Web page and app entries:
--*--

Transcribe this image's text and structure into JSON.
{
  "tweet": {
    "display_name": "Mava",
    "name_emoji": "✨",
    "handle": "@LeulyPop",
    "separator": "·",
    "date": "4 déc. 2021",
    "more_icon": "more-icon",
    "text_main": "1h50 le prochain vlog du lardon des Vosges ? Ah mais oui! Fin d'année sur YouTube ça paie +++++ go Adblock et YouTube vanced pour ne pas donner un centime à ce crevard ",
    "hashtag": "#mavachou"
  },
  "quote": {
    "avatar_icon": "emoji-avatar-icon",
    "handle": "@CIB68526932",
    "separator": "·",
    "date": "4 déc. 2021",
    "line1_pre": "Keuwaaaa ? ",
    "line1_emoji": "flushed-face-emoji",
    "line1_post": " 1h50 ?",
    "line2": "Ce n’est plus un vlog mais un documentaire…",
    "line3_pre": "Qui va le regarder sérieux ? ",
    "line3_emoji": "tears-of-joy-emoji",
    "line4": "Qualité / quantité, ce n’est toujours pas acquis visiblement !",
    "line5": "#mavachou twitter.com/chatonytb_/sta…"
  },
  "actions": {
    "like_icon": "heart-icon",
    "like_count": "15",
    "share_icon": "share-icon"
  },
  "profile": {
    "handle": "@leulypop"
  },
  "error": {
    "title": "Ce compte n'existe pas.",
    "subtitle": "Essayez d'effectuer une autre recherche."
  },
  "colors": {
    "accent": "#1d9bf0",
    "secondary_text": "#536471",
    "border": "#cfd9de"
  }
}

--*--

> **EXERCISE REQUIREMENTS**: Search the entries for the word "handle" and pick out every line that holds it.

> **ANSWER BOX**:
    "handle": "@LeulyPop",
    "handle": "@CIB68526932",
    "handle": "@leulypop"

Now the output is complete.